If enacted, the four proposals stated above would enable students as well as faculty and staff to take the educational experiences from a theoretical to a practical level.
The Stephens et al. (2008) advocate that higher education institutions have the potential as a change agent in accelerating society’s transition toward sustainability within a global context. this relates to points 2, 3, 4, and 5 on curriculum. A good example is Arizona State University (ASU). ASU established Global Institute of Sustainability with the mission to: identify the grand challenges of sustainability, advance knowledge for applied practical solutions, create new tools for improved decision-making, prioritize university-wide efforts toward sustainable practices, and build global research partnerships. In this line, ASU started the School of Sustainability in 2007 which offers 18-credit hour program as an undergraduate minor in sustainability that can complement a student’s major in another academic discipline. The aim is to bring together multiple disciplines and leaders to create and share knowledge, train a new generation of scholars and practitioners, and develop practical solutions to some of the most pressing environmental, economic, and social challenges of sustainability, especially as they relate to urban areas. Please watch ASU’s orientation video to learn students’ comments on the School of Sustainability.
There are many universities which offer inter- and trans-disciplinary approach to sustainability. Examples include:
*Clark University, with inter- and trans- disciplinary course in its Department of International Development, Community, and Environment;
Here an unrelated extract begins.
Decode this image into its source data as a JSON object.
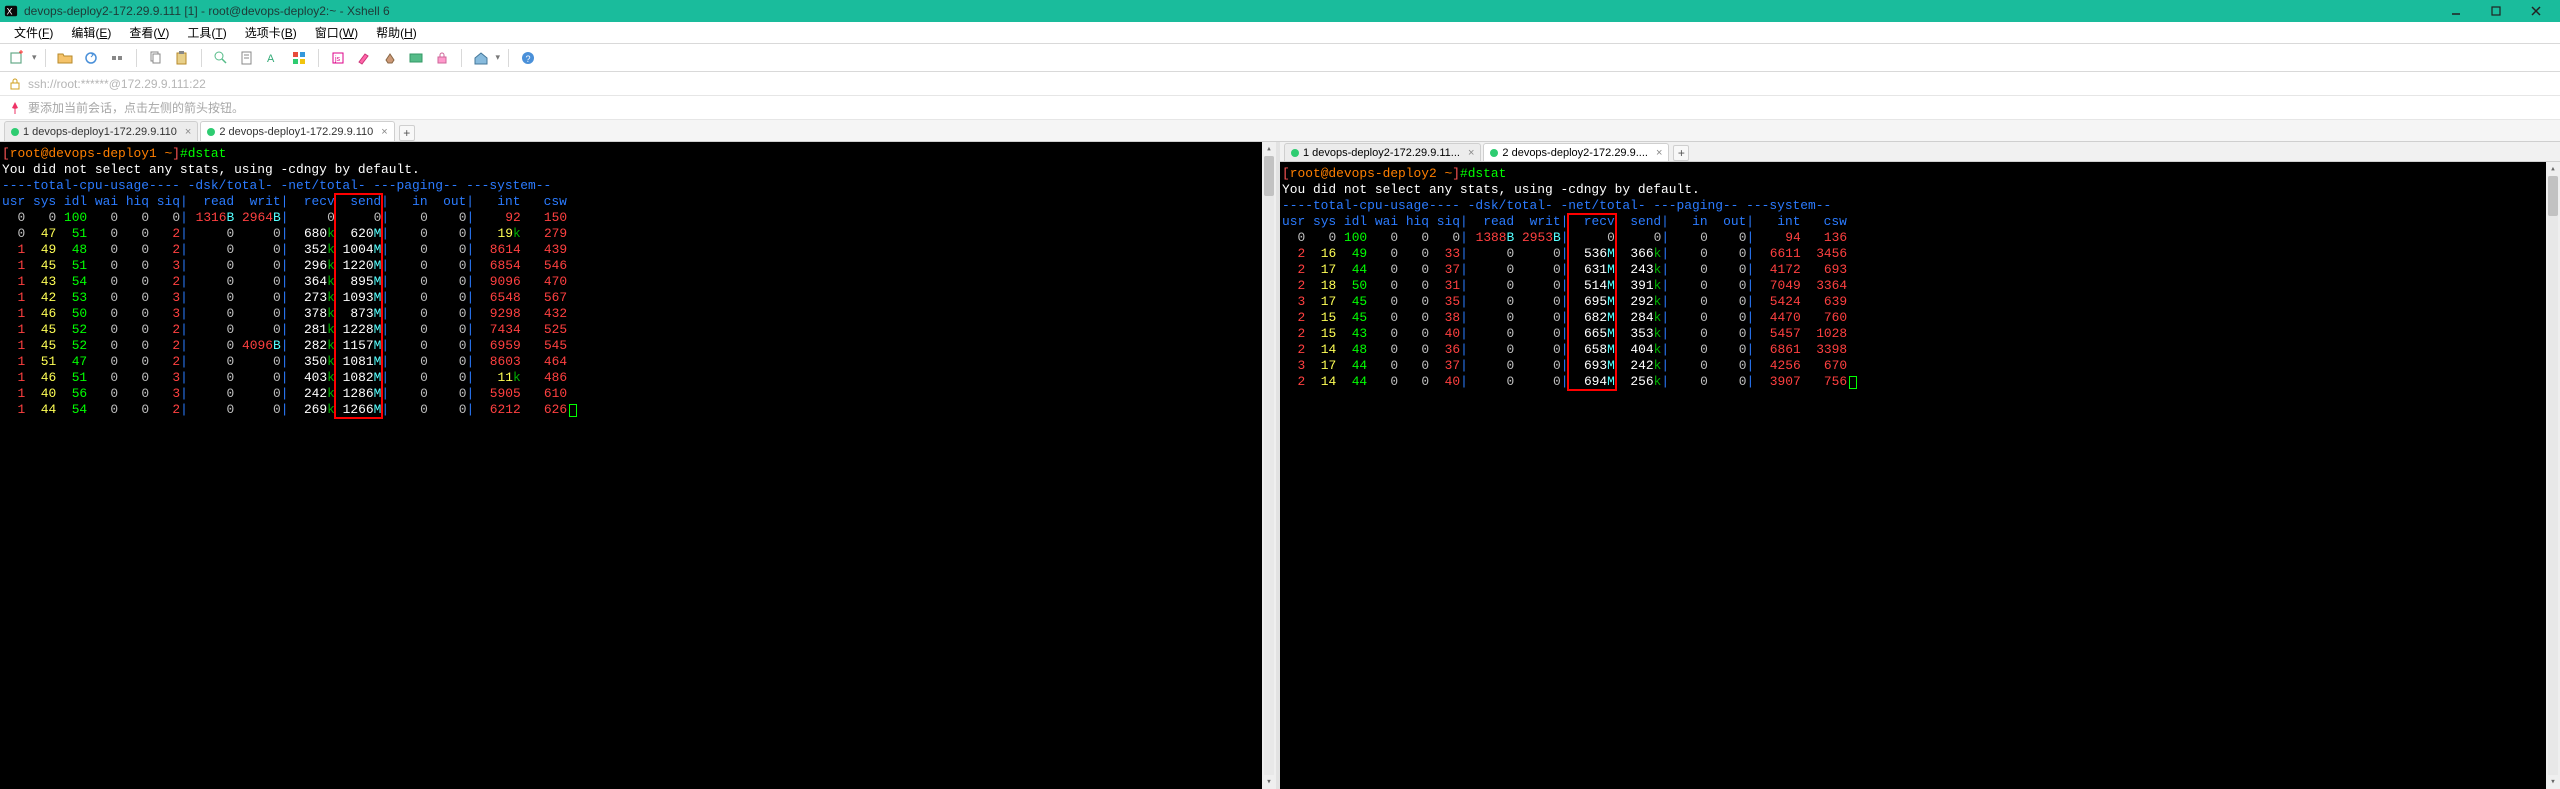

*The University of Notre Dame, with sustainability-related courses across all of its six colleges and schools;
*Loyola University Chicago, with the Center for Urban Environmental Research and Policy and ‘step courses’; and
*Santa Clara University, with clusters of courses with a common theme, promoting integrative and intentional learning, and with sustainability pathway course.
While DePaul does not present 'sustainable course framework' to students, it offers sustainable courses in the School of Public Service, the School of New Oearning, the College of Commerce, the College of Liberal Arts and Sciences, and the Continuing and Professional Education. Starting inter- and trans-disciplinary courses on sustainability or establishing a School of Sustainability would require consensus among faculty, staff and students and may be difficult to materialize in a short-time frame but it must be done in the near future. To take one step forward, I believe that it is feasible to establish a 4-credit ‘ethics & sustainability’ course, change the study abroad program to 6-credit course, and integrate ‘guide to sustainability at DePaul’, ‘Vincentian mission’ and ‘tours of sustainability-related resources on campus’ in new student orientation. Increasing the number of paid sustainability opportunities on campus for students is also a possible change DePaul can bring to students.
Posted by Toyoko Sakamaki
Stephens, Jennie C., Maria E. Hernandez, Mikael Roman, Amanda C. Graham, Roland W. Scholz. 2008. Higher education as a change agent for sustainability in different cultures and contexts. International Journal of Sustainability in Higher Education. Vol. 9, no. 3: 317-338
Kelley, Scott. 2009. What must be done? DePaul as Sustainable Learning Community. http://works.bepress.com/scott_kelley/11